‘In some ways, it’s not about Britney at all’ – in conversation with rock & roll cultural historian and author Jennifer Otter Bickerdike
The name ‘Britney Spears’ is, first and foremost, one that generates many reactions. To you, ‘Britney’ might evoke the 90’s princess of pop, that double denim ensemble with Justin Timberlake, or her infamous 2007 ‘breakdown’. The name might conjure the smells of her multi-million-dollar perfume line, or, if you’re among her more recent fans, memories of the conservatorship battle that trended worldwide under the #FreeBritney hashtag. To Jennifer Otter Bickerdike, author of new book ‘Being Britney’, the mythos and history of Britney ‘is not all about Britney at all’.
After learning a little about Otter Bickerdike herself, it quickly becomes clear that her interest in Britney Spears is just as much anthropological as it is biographical. After the 20 minutes spent squealing about our overlapping musical taste have elapsed, and Otter Bickerdike has apologetically answered an impatient call from Echo and the Bunnyman, we finally get to the business of her career as a ‘rock & roll cultural historian and author’. After an established 30-year-long career as a Californian music executive, working with the likes of Nirvana, Eminem and Gwen Stefani, the death of a friend prompted her to pursue a lifelong dream of moving to the UK. ‘I figured out the only way I could move is if I came and got a PhD’, she confides.
After completing her MA was on blackface minstrelsy and Morrisey fans, her PHD was on Joy Division and Nirvana, becoming BIMM’s Global Music Ambassador and publishing several books, she found herself becoming an academic authority on music, pop-culture and fandom. As for Britney? She came to mind during Otter Bickerdike’s search for ‘someone who is so ingrained in the very material of our culture, that everyone from like a four year old to a 90 year old will probably know who they are. I thought there must be hundreds of books about Britney Spears. When I looked it up, there weren’t any thoughtful, well-researched, really rigorous books that had been written about Britney. I couldn’t believe it. And I thought, you know what? I wanna be the person to write that book’.

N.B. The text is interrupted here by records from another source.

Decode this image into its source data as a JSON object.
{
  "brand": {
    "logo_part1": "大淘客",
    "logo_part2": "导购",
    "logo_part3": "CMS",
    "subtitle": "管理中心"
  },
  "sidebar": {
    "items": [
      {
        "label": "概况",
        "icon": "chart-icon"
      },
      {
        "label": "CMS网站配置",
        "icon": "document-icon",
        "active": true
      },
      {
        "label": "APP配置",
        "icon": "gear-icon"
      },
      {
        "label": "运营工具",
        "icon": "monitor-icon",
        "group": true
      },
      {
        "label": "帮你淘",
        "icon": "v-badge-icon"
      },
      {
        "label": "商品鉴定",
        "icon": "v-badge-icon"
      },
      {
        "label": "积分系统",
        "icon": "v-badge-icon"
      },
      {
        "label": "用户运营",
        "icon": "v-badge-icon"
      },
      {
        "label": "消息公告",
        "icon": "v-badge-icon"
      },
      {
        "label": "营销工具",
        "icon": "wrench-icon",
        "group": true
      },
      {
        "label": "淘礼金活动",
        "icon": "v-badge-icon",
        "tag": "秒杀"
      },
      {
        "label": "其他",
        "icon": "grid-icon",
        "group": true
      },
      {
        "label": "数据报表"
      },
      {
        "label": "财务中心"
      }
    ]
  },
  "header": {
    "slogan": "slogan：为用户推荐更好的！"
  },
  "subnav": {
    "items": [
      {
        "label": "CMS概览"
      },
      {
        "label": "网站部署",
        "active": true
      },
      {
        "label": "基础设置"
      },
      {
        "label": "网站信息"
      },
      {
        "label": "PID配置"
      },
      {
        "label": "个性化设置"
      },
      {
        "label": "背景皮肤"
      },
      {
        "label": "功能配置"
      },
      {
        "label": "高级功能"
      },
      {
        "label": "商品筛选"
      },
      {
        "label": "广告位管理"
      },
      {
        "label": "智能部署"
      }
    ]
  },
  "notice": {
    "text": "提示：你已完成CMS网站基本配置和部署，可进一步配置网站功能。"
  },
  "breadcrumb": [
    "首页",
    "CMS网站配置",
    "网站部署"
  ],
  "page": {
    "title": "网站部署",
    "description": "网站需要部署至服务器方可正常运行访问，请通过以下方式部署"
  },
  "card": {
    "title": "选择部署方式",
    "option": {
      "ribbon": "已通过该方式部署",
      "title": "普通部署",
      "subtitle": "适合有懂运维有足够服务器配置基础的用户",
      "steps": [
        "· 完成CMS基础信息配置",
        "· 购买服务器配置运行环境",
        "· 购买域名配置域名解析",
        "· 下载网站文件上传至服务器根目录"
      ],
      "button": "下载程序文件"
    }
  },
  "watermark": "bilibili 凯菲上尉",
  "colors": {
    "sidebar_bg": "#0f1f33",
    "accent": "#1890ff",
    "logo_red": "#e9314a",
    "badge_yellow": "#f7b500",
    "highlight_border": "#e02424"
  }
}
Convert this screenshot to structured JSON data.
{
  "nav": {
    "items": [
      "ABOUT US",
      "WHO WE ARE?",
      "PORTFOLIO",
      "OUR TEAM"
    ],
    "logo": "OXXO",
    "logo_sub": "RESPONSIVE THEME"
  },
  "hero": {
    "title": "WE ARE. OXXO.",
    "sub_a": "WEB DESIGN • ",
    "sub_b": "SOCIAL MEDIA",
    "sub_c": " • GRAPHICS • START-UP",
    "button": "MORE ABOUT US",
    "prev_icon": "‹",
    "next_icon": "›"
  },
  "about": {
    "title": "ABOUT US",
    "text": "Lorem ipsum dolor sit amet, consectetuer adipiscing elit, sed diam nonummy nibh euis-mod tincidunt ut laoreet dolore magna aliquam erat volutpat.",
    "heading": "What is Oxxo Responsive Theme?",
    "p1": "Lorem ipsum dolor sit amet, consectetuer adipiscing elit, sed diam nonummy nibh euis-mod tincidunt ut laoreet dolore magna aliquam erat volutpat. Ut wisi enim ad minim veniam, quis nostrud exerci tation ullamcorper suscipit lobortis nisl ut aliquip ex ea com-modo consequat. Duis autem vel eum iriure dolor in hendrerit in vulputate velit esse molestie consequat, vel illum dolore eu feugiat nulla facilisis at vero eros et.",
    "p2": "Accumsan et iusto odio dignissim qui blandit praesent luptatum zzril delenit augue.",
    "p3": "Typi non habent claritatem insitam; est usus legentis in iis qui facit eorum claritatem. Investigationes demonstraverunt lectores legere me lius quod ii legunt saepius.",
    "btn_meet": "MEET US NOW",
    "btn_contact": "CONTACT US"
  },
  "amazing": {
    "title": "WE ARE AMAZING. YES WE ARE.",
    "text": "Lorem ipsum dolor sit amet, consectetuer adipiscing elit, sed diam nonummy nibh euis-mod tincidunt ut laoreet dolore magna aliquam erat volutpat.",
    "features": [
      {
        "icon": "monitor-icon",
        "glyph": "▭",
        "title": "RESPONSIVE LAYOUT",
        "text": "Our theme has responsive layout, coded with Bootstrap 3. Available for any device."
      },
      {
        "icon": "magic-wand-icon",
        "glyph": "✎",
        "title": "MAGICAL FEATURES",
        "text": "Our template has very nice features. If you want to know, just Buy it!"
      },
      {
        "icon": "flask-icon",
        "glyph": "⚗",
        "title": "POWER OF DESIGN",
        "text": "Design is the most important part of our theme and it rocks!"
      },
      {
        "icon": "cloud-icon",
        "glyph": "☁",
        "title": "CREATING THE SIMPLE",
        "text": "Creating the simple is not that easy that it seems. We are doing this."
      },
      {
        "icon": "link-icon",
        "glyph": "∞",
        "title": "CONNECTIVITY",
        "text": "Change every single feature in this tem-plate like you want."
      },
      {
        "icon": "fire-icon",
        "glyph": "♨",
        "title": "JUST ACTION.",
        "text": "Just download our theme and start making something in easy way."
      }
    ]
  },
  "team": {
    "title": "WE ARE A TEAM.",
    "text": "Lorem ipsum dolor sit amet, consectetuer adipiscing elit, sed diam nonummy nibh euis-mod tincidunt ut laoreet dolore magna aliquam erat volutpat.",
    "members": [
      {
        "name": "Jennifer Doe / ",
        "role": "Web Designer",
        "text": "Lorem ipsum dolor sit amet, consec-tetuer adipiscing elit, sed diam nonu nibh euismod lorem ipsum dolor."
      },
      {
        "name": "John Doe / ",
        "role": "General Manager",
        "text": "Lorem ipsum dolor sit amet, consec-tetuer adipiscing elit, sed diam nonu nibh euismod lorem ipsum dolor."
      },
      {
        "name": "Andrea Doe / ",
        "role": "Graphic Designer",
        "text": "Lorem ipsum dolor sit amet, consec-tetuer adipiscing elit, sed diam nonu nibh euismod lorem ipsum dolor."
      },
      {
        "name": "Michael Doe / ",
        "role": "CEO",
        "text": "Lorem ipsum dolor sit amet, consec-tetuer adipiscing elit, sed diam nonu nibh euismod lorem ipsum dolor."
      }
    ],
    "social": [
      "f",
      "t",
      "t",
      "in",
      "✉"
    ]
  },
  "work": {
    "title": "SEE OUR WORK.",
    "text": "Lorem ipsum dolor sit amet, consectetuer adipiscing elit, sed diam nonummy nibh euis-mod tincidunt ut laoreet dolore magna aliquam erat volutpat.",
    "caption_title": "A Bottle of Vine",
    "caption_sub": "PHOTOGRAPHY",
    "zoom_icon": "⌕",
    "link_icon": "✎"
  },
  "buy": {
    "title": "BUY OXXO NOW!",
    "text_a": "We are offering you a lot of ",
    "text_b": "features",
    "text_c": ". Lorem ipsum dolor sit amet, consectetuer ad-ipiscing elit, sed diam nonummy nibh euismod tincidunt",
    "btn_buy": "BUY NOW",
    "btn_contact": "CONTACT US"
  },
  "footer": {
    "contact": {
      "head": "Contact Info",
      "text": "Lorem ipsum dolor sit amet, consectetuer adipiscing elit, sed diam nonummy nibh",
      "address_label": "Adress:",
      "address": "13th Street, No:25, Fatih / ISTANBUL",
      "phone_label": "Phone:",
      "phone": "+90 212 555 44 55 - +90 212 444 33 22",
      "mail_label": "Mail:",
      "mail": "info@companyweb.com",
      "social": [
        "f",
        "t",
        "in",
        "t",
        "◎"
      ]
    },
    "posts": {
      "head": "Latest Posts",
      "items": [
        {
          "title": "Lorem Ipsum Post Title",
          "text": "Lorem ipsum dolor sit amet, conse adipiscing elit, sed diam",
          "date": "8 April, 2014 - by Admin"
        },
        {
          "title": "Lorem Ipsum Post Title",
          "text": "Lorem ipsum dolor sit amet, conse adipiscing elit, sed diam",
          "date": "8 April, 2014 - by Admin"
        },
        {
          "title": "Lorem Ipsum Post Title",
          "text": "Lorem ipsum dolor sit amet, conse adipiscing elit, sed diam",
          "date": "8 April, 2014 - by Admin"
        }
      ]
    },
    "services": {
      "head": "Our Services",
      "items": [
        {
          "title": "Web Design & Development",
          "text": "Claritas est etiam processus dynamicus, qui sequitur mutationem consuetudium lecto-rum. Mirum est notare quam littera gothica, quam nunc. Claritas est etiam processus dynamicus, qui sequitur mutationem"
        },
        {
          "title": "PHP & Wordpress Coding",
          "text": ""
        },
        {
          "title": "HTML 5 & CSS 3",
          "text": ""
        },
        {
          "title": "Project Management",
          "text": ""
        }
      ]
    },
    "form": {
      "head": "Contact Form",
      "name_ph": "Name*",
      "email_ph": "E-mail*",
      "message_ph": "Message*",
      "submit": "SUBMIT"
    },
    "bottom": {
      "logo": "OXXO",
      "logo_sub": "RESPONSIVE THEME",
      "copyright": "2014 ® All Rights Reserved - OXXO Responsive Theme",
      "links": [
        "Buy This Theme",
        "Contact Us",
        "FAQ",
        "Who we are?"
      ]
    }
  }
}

The book also has feminist motivations. ‘I think women especially are told that after the age of 30, definitely by the age of 40, that that’s your life over. Any dreams or aspirations, toss them out the window, because you’re just off to the glue factory. One of the reasons I love Britney is because she’s 40 and her life is just beginning all over again’.
The book itself is written as a series fragments spanning Britney’s live. ‘I feel like that is kind of how we know Britney’, Otter Bickerdike explains, ‘through these short vignettes. So I used the episodic stories that we know so well, and I tried to use those as a jumping off point to talk about larger issues at play and how Britney is a touchstone for those’.
It’s those larger cultural contexts that differentiate ‘Being Britney’ from the average celebrity biography, and that Otter Bickerdike is uniquely suited to writing. ‘I’m the only person I know that has worked at a record label, has worked in Silicon valley and has a PhD in cultural studies. So I’m trained in this kind of celebrity culture, critical contextualization’.
She mentions, for instance, the noughties media frenzy surrounding Britney’s virginity. ‘The year that Britney Spear’s first album comes out is also that which the highest number of aids cases is reported in the United States. Then, sex could kill you.’
‘So Britney Spears comes and here’s a woman who is a church background, a virgin, she looks very innocent. In America specifically, there’s the promise ring movement – promising to be a Virgin until you die. She’s a safe choice that parents can give their kids, right? Among all this terror, you can look at the larger apparatus, all the way up to the highest echelons in government. They’re pumping out sexual education was not actual sex education, but [pushing] heterosexual marriage and abstinence. So all these things are working in conjunction, pressuring Britney to be a virgin.’
The result of the republican purity culture that surrounded young Britney is as pertinent as ever, Roe vs Wade being overturned only a few months ago. Otter Bickerdike highlights that, while testifying against her father’s conservatorship, Britney said ‘that she was being forced to have a coil of birth control device inside of her. I started digging into that a little bit more and I found out there’s a law that still like that still exists in America, that women can be sterilized at any point’.
As Otter Bickerdike says, ‘In some ways it’s all about Britney. And in some ways it’s not all about Britney. It’s about unpacking the way we’ve treated Britney, how Britney’s a symbol of the values and desires […] Britney is a mirror to society’.
What is it, then, that Otter Bickerdike hopes her readers will gain by looking into that mirror? ‘It’s sound kind of silly to say, but be nicer to each other. Because there’s gonna be lots of other apparatus happening behind the scenes that you don’t know about. Look at the details. Don’t assume.’
Words by Kate Bowie